Hardback | 64 pages | 150 x 200mm
Publication October 2018 | ISBN 9781912654345
The city of Bristol once possessed an extensive electric tramway network with routes radiating out from the centre to places like Westbury-on-Trym, Brislington, Hanham and Bedminster Downs. With a history that stretched almost to the dawn of the tramway age and with one of the earliest electric tramways in the country, Bristol was at the forefront of the development of this type of transport. However, when the final trams operated in 1941, the tramway was largely unmodernised, a victim of the very legislation that had permitted its development in the first place. Now, little remains to remind people of this once important form of transport other than historic photographs.
The Lost Tramways of England series documents the tram networks which were at the heart of many of Britain's growing towns and cities from the mid-19th century to the mid-20th century. An informative, accessible and portable resource for the tram enthusiast as well as the general reader, and a superb souvenir or gift for visitors past and present.
Books in the Lost Tramways series:
- Birmingham South
- Birmingham North

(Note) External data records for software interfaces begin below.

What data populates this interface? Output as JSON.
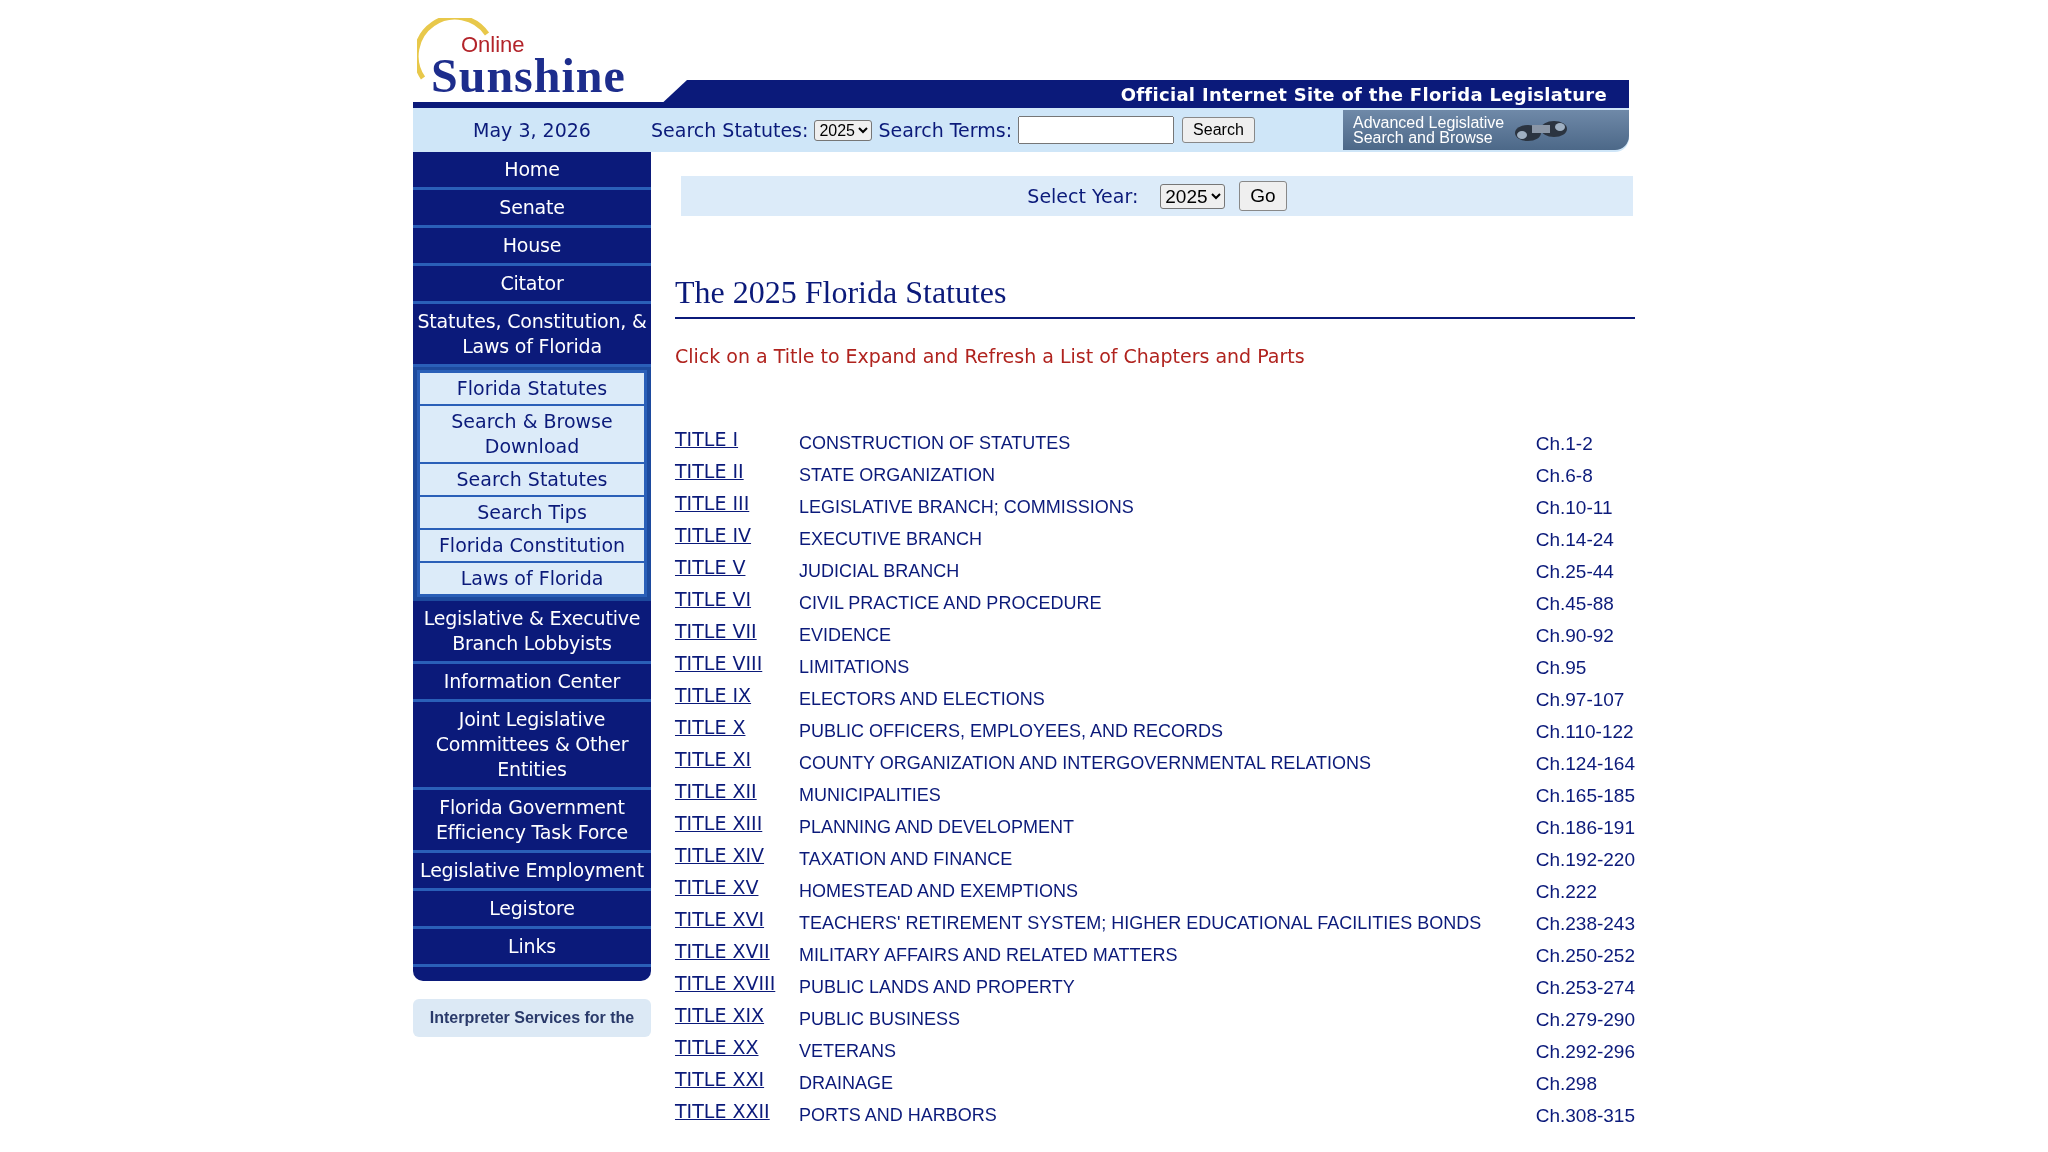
{
  "header": {
    "logo_small": "Online",
    "logo_big": "Sunshine",
    "tagline": "Official Internet Site of the Florida Legislature"
  },
  "search_bar": {
    "date": "May 3, 2026",
    "statutes_label": "Search Statutes:",
    "statutes_year": "2025",
    "terms_label": "Search Terms:",
    "search_button": "Search",
    "advanced_line1": "Advanced Legislative",
    "advanced_line2": "Search and Browse"
  },
  "sidebar": {
    "items": [
      {
        "label": "Home"
      },
      {
        "label": "Senate"
      },
      {
        "label": "House"
      },
      {
        "label": "Citator"
      },
      {
        "label": "Statutes, Constitution, & Laws of Florida",
        "children": [
          {
            "label": "Florida Statutes"
          },
          {
            "label": "Search & Browse Download"
          },
          {
            "label": "Search Statutes"
          },
          {
            "label": "Search Tips"
          },
          {
            "label": "Florida Constitution"
          },
          {
            "label": "Laws of Florida"
          }
        ]
      },
      {
        "label": "Legislative & Executive Branch Lobbyists"
      },
      {
        "label": "Information Center"
      },
      {
        "label": "Joint Legislative Committees & Other Entities"
      },
      {
        "label": "Florida Government Efficiency Task Force"
      },
      {
        "label": "Legislative Employment"
      },
      {
        "label": "Legistore"
      },
      {
        "label": "Links"
      }
    ],
    "notice": "Interpreter Services for the"
  },
  "year_bar": {
    "label": "Select Year:",
    "year": "2025",
    "button": "Go"
  },
  "heading": "The 2025 Florida Statutes",
  "instruction": "Click on a Title to Expand and Refresh a List of Chapters and Parts",
  "titles": [
    {
      "title": "TITLE I",
      "name": "CONSTRUCTION OF STATUTES",
      "chapters": "Ch.1-2"
    },
    {
      "title": "TITLE II",
      "name": "STATE ORGANIZATION",
      "chapters": "Ch.6-8"
    },
    {
      "title": "TITLE III",
      "name": "LEGISLATIVE BRANCH; COMMISSIONS",
      "chapters": "Ch.10-11"
    },
    {
      "title": "TITLE IV",
      "name": "EXECUTIVE BRANCH",
      "chapters": "Ch.14-24"
    },
    {
      "title": "TITLE V",
      "name": "JUDICIAL BRANCH",
      "chapters": "Ch.25-44"
    },
    {
      "title": "TITLE VI",
      "name": "CIVIL PRACTICE AND PROCEDURE",
      "chapters": "Ch.45-88"
    },
    {
      "title": "TITLE VII",
      "name": "EVIDENCE",
      "chapters": "Ch.90-92"
    },
    {
      "title": "TITLE VIII",
      "name": "LIMITATIONS",
      "chapters": "Ch.95"
    },
    {
      "title": "TITLE IX",
      "name": "ELECTORS AND ELECTIONS",
      "chapters": "Ch.97-107"
    },
    {
      "title": "TITLE X",
      "name": "PUBLIC OFFICERS, EMPLOYEES, AND RECORDS",
      "chapters": "Ch.110-122"
    },
    {
      "title": "TITLE XI",
      "name": "COUNTY ORGANIZATION AND INTERGOVERNMENTAL RELATIONS",
      "chapters": "Ch.124-164"
    },
    {
      "title": "TITLE XII",
      "name": "MUNICIPALITIES",
      "chapters": "Ch.165-185"
    },
    {
      "title": "TITLE XIII",
      "name": "PLANNING AND DEVELOPMENT",
      "chapters": "Ch.186-191"
    },
    {
      "title": "TITLE XIV",
      "name": "TAXATION AND FINANCE",
      "chapters": "Ch.192-220"
    },
    {
      "title": "TITLE XV",
      "name": "HOMESTEAD AND EXEMPTIONS",
      "chapters": "Ch.222"
    },
    {
      "title": "TITLE XVI",
      "name": "TEACHERS' RETIREMENT SYSTEM; HIGHER EDUCATIONAL FACILITIES BONDS",
      "chapters": "Ch.238-243"
    },
    {
      "title": "TITLE XVII",
      "name": "MILITARY AFFAIRS AND RELATED MATTERS",
      "chapters": "Ch.250-252"
    },
    {
      "title": "TITLE XVIII",
      "name": "PUBLIC LANDS AND PROPERTY",
      "chapters": "Ch.253-274"
    },
    {
      "title": "TITLE XIX",
      "name": "PUBLIC BUSINESS",
      "chapters": "Ch.279-290"
    },
    {
      "title": "TITLE XX",
      "name": "VETERANS",
      "chapters": "Ch.292-296"
    },
    {
      "title": "TITLE XXI",
      "name": "DRAINAGE",
      "chapters": "Ch.298"
    },
    {
      "title": "TITLE XXII",
      "name": "PORTS AND HARBORS",
      "chapters": "Ch.308-315"
    }
  ]
}
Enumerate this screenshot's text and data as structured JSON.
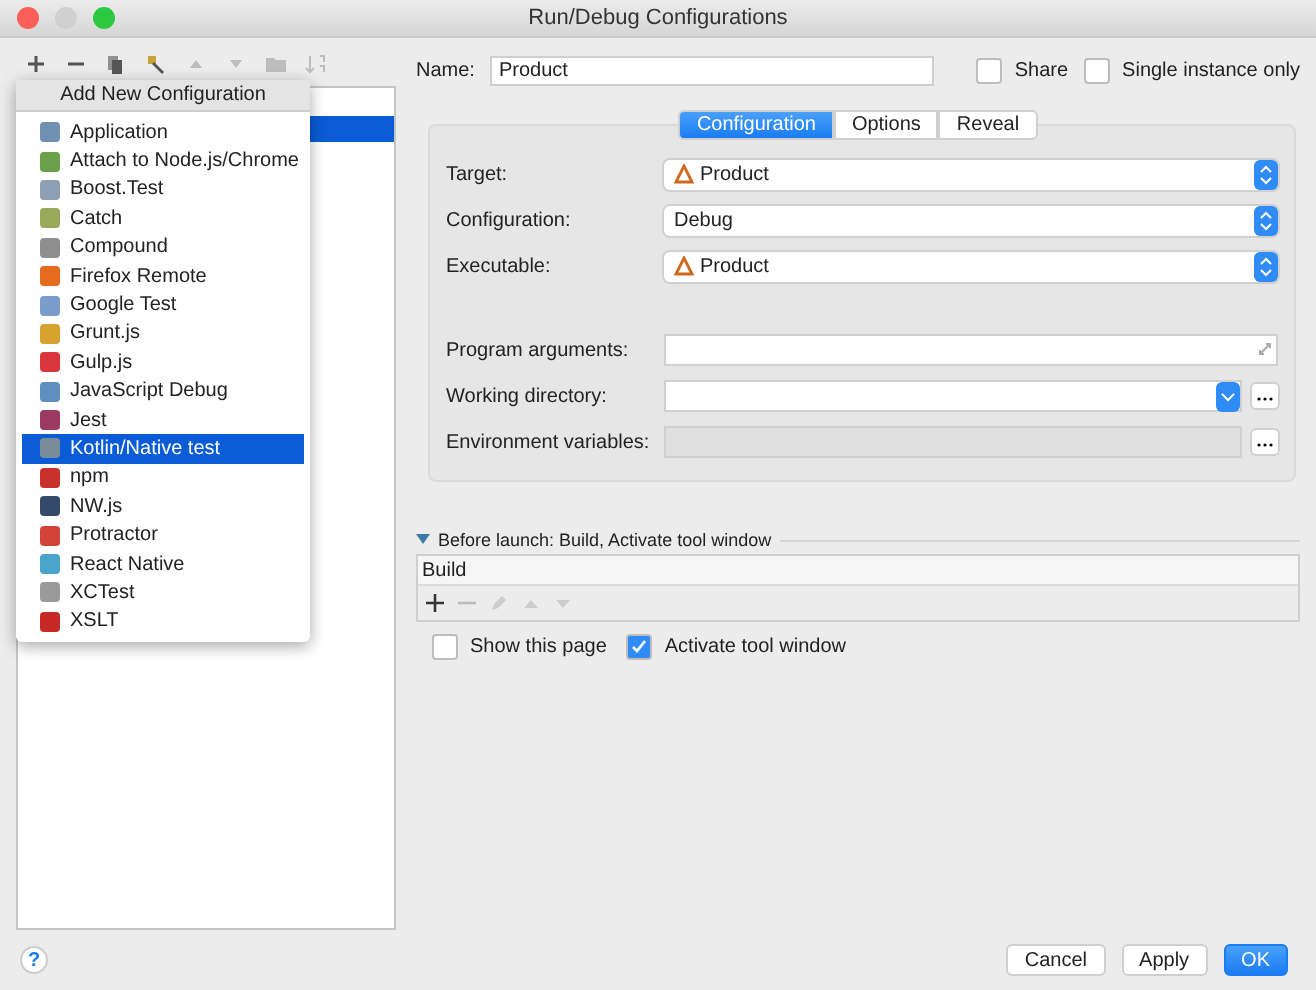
{
  "window": {
    "title": "Run/Debug Configurations"
  },
  "toolbar": [
    {
      "kind": "add",
      "disabled": false
    },
    {
      "kind": "remove",
      "disabled": false
    },
    {
      "kind": "copy",
      "disabled": false
    },
    {
      "kind": "edit",
      "disabled": false
    },
    {
      "kind": "up",
      "disabled": true
    },
    {
      "kind": "down",
      "disabled": true
    },
    {
      "kind": "folder",
      "disabled": true
    },
    {
      "kind": "sort",
      "disabled": true
    }
  ],
  "popup": {
    "title": "Add New Configuration",
    "items": [
      {
        "label": "Application",
        "color": "#6f8fb3",
        "selected": false
      },
      {
        "label": "Attach to Node.js/Chrome",
        "color": "#6ba04a",
        "selected": false
      },
      {
        "label": "Boost.Test",
        "color": "#8c9fb5",
        "selected": false
      },
      {
        "label": "Catch",
        "color": "#9aa85a",
        "selected": false
      },
      {
        "label": "Compound",
        "color": "#8e8e8e",
        "selected": false
      },
      {
        "label": "Firefox Remote",
        "color": "#e66b1f",
        "selected": false
      },
      {
        "label": "Google Test",
        "color": "#7a9ccc",
        "selected": false
      },
      {
        "label": "Grunt.js",
        "color": "#d8a230",
        "selected": false
      },
      {
        "label": "Gulp.js",
        "color": "#d8363a",
        "selected": false
      },
      {
        "label": "JavaScript Debug",
        "color": "#5e8fbf",
        "selected": false
      },
      {
        "label": "Jest",
        "color": "#9b3b62",
        "selected": false
      },
      {
        "label": "Kotlin/Native test",
        "color": "#7c8b9a",
        "selected": true
      },
      {
        "label": "npm",
        "color": "#c9302c",
        "selected": false
      },
      {
        "label": "NW.js",
        "color": "#354a6b",
        "selected": false
      },
      {
        "label": "Protractor",
        "color": "#d2433a",
        "selected": false
      },
      {
        "label": "React Native",
        "color": "#4aa3c8",
        "selected": false
      },
      {
        "label": "XCTest",
        "color": "#9a9a9a",
        "selected": false
      },
      {
        "label": "XSLT",
        "color": "#c62828",
        "selected": false
      }
    ]
  },
  "name": {
    "label": "Name:",
    "value": "Product"
  },
  "options": [
    {
      "label": "Share",
      "checked": false
    },
    {
      "label": "Single instance only",
      "checked": false
    }
  ],
  "tabs": [
    {
      "label": "Configuration",
      "selected": true
    },
    {
      "label": "Options",
      "selected": false
    },
    {
      "label": "Reveal",
      "selected": false
    }
  ],
  "fields": [
    {
      "label": "Target:",
      "kind": "select",
      "value": "Product",
      "app_icon": true
    },
    {
      "label": "Configuration:",
      "kind": "select",
      "value": "Debug",
      "app_icon": false
    },
    {
      "label": "Executable:",
      "kind": "select",
      "value": "Product",
      "app_icon": true
    },
    {
      "label": "Program arguments:",
      "kind": "expand"
    },
    {
      "label": "Working directory:",
      "kind": "combo"
    },
    {
      "label": "Environment variables:",
      "kind": "disabled"
    }
  ],
  "before_launch": {
    "title": "Before launch: Build, Activate tool window",
    "expanded": true,
    "items": [
      "Build"
    ]
  },
  "launch_options": [
    {
      "label": "Show this page",
      "checked": false
    },
    {
      "label": "Activate tool window",
      "checked": true
    }
  ],
  "buttons": [
    {
      "label": "Cancel",
      "primary": false
    },
    {
      "label": "Apply",
      "primary": false
    },
    {
      "label": "OK",
      "primary": true
    }
  ],
  "help": "?"
}
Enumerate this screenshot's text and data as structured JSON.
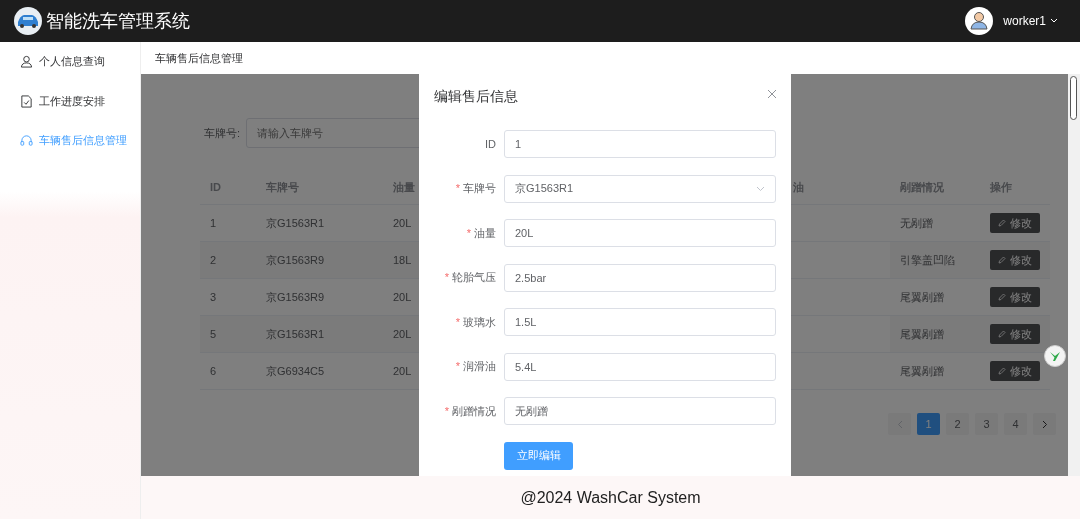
{
  "header": {
    "title": "智能洗车管理系统",
    "user": "worker1"
  },
  "sidebar": {
    "items": [
      {
        "label": "个人信息查询",
        "kind": "person",
        "selected": false
      },
      {
        "label": "工作进度安排",
        "kind": "document",
        "selected": false
      },
      {
        "label": "车辆售后信息管理",
        "kind": "headset",
        "selected": true
      }
    ]
  },
  "breadcrumb": "车辆售后信息管理",
  "search": {
    "label": "车牌号:",
    "placeholder": "请输入车牌号"
  },
  "table": {
    "columns": [
      "ID",
      "车牌号",
      "油量",
      "油",
      "剐蹭情况",
      "操作"
    ],
    "rows": [
      {
        "id": "1",
        "plate": "京G1563R1",
        "oil": "20L",
        "scratch": "无剐蹭",
        "action": "修改"
      },
      {
        "id": "2",
        "plate": "京G1563R9",
        "oil": "18L",
        "scratch": "引擎盖凹陷",
        "action": "修改"
      },
      {
        "id": "3",
        "plate": "京G1563R9",
        "oil": "20L",
        "scratch": "尾翼剐蹭",
        "action": "修改"
      },
      {
        "id": "5",
        "plate": "京G1563R1",
        "oil": "20L",
        "scratch": "尾翼剐蹭",
        "action": "修改"
      },
      {
        "id": "6",
        "plate": "京G6934C5",
        "oil": "20L",
        "scratch": "尾翼剐蹭",
        "action": "修改"
      }
    ]
  },
  "pagination": {
    "prev_disabled": true,
    "pages": [
      {
        "label": "1",
        "selected": true
      },
      {
        "label": "2",
        "selected": false
      },
      {
        "label": "3",
        "selected": false
      },
      {
        "label": "4",
        "selected": false
      }
    ]
  },
  "dialog": {
    "title": "编辑售后信息",
    "fields": [
      {
        "label": "ID",
        "kind": "input",
        "value": "1"
      },
      {
        "label": "车牌号",
        "kind": "select",
        "mark": "*",
        "value": "京G1563R1"
      },
      {
        "label": "油量",
        "kind": "input",
        "mark": "*",
        "value": "20L"
      },
      {
        "label": "轮胎气压",
        "kind": "input",
        "mark": "*",
        "value": "2.5bar"
      },
      {
        "label": "玻璃水",
        "kind": "input",
        "mark": "*",
        "value": "1.5L"
      },
      {
        "label": "润滑油",
        "kind": "input",
        "mark": "*",
        "value": "5.4L"
      },
      {
        "label": "剐蹭情况",
        "kind": "input",
        "mark": "*",
        "value": "无剐蹭"
      }
    ],
    "submit": "立即编辑"
  },
  "footer": "@2024 WashCar System"
}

- North Wales
- South Wales and Valleys
- Swansea and Mumbles
'Peter Waller is a knowledgeable writer on tramway matters and packs a lot of detail into each of these little books. They will be of interest both to tram enthusiasts and anyone interested in the transport history of the cities in question.' Review, the Journal of the Friends of the National Railway Museum
'These modest little books, of a size to fit comfortably inside a tram-conductor's pouch, are based principally on the photographic collections of the Online Transport Archive. The core of each is a pictorial journey down each route and they are therefore likely to be of almost as much interest to those who know the cities as to tram enthusiasts; given that none of these systems lasted into the 1950s, much of the surroundings pictured here will have changed radically.' Journal of the Railway & Canal Historical Society, July 2019